Background: Extended spectrum beta lactamase (ESBL)-producing Klebsiella pneumoniae have been occasionally reported as a cause of septicemia outbreak among pediatric patients in medical literature. We aimed to study the source of an outbreak of ESBL-producing K. pneumoniae in the Neonatal Intensive care Unit (NICU) at a tertiary care hospital in South India.
Methods: The outbreak was investigated by phenotypically typing the isolates followed by random amplified polymorphic DNA analysis (RAPD). A total of 31 K. pneumoniae, consisting of 27 blood isolates from neonates and 4 environmental isolates were studied. Antibiotic susceptibility patterns were determined using standard disc diffusion methods; ESBL production was tested both phenotypically and genotypically. The strains were typed using two primers AP4 and HLWL74.
Results: Except 2 environmental strains, all were found to be ESBL producers and of ESBL types TEM-1, SHV-12 and CTX-M- 15. Two different antibiotic resistance patterns were identified and the RAPD typing revealed two profiles. Phenotypic and genotypic analyses showed that 2 environmental strains had been responsible for the outbreak.
Conclusion: Safe clinical practices should be followed in neonatal wards to prevent spread of infection. This is the first report of blaCTX-M-15 producing K.pneumoniae and the first outbreak in our hospital due to CTX-M-15 producing K.pneumoniae.

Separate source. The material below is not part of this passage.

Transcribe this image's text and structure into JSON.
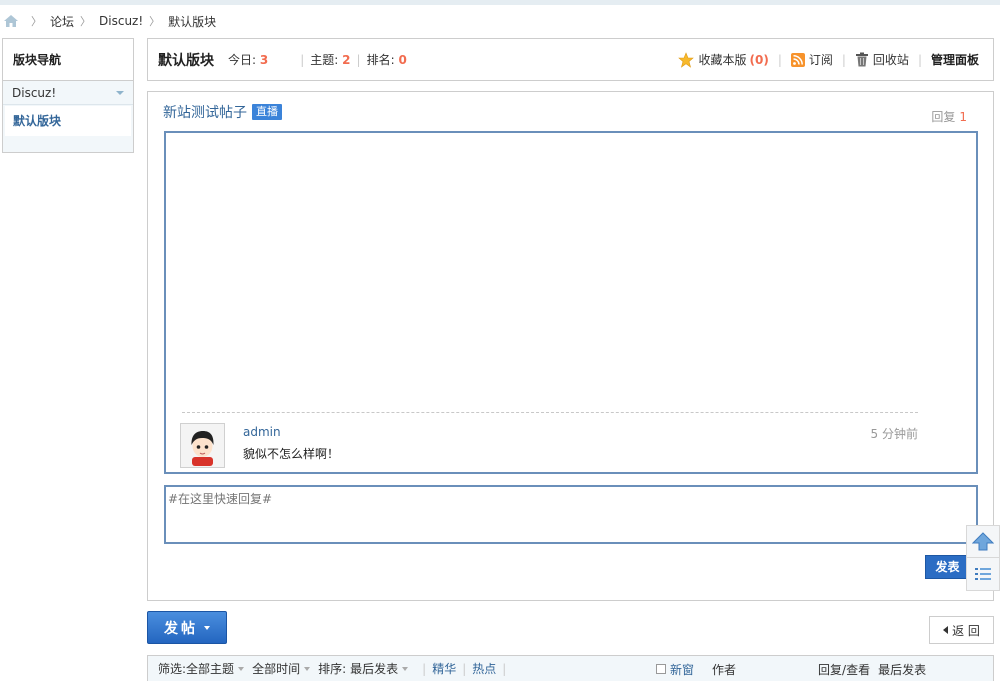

Parveen R Mohamudha, Acharya N Srinivas, Dhodapkar Rahul, B N Harish, S C Parija